From then on Powell was forever linked to his ‘river of blood’ speech. He lost his seat in Edward Heath’s shadow cabinet and his speech was roundly criticised as racist. Powell did seem to have his finger on the pulse of voter sentiment at the time. Just two weeks after the speech The Gallup Organisation released poll results showing 74% of respondents agreed with Powell’s speech versus 15% who disagreed. Powell was the unacceptable face of right wing populism.

It was only with the rise of UKIP in 2009 that immigration was put on the ‘serious’ political agenda of the mainland UK again.

The main political party members campaigning of remain don’t have easy answers for the intractable problems facing these people. Trying to control immigration is only a small part of any realistic solution. Back in 1981, members of Margaret Thatcher’s government talked about the difficulty in dealing with the economic issues:

“I fear that Merseyside is going to be much the hardest nut to crack,” he cautioned. “We do not want to find ourselves concentrating all the limited cash that may have to be made available into Liverpool and having nothing left for possibly more promising areas such as the West Midlands or, even, the North East.

“It would be even more regrettable if some of the brighter ideas for renewing economic activity were to be sown only on relatively stony ground on the banks of the Mersey.

“I cannot help feeling that the option of managed decline is one which we should not forget altogether. We must not expend all our limited resources in trying to make water flow uphill.”

The referendum has highlighted the distance between working class people and the Labour Party. This is especially striking; working class people are Labour’s traditional natural constituency.

Will Britain Leave The EU?

I don’t know, but at the time of writing the FT’s poll of polls gives the leave camp a 4% lead over remain, with just 10% of respondents undecided. If the polling data reflects voter turnout accurately then Brexit is likely.  We don’t know what the voter turnout will be, it could be affected by a number of factors:

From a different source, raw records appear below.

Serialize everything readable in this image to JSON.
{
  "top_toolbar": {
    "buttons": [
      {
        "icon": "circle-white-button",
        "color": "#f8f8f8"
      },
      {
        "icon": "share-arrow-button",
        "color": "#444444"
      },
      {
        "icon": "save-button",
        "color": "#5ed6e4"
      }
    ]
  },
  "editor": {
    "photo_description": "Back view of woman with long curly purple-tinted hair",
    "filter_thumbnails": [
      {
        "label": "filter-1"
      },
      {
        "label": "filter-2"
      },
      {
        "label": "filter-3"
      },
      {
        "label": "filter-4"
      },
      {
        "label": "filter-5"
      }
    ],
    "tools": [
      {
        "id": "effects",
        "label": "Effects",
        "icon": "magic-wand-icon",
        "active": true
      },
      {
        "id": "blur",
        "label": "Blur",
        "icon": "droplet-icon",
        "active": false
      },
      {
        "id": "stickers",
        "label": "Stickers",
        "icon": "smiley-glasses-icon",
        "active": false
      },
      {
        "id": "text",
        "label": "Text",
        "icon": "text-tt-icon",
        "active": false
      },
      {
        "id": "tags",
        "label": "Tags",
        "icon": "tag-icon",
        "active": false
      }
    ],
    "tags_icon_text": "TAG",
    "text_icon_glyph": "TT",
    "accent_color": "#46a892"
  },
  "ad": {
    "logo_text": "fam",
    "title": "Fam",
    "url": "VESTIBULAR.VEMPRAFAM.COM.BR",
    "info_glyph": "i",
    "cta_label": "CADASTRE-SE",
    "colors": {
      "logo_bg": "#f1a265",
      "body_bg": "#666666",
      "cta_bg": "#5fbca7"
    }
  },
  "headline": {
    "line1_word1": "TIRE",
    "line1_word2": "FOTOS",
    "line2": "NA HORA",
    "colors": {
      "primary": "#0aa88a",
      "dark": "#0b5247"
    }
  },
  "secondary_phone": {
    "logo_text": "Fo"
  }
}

Despite much of the fuss about getting eligible ex-pats to vote, they are likely to consist of only 1% of the electorate.

The Euro 2016 football tournament has no matches on June 23 – a major game would have adversely affected voter turnout.

You can find Brexit part 1 here.

More information
UK government documents on Brexit
UK Independence Party – Wikipedia
Conservative Party – Wikipedia
The knowledge economy is a myth. We don’t need more universities to feed it | The Guardian
Britain is in the midst of a working-class revolt | The Guardian
Working-class Britons feel Brexity and betrayed – Labour must win them over | The Guardian
EU position in world trade | European Commission
The Great British trade-off The impact of leaving the EU on the UK’s trade and investment | The Campaign for European Reform – PDF
The impact of immigration on occupational wages: evidence from Britain | Bank of England – PDF
EU migration — the effects on UK jobs and wages | FT – Paywall
The Economic Consequences of Brexit: A Taxing Decision – OECD
Europe and Central Asia: Growth Struggles in the West, Volatility Increases in the East – The World Bank
Remarks by the President Obama and Prime Minister Cameron in Joint Press Conference | White House
Uncertainty Clouds the United Kingdom’s Economic Prospects | IMF
China: Brexit Threatens to Tip Scale in Favor of U.S. | Money Morning
The Brexit Index: a who’s who of Remain and Leave supporters | Populous
1981 files: Lord Howe rejects ‘inconsiderate’ comments on decline of Liverpool | Daily Telegraph
Analysis: the impact of turnout on the EU Referendum | YouGov
FT – Poll of Polls on Brexit

Books
Heffer, Simon (1999). Like the Roman: The Life of Enoch Powell. London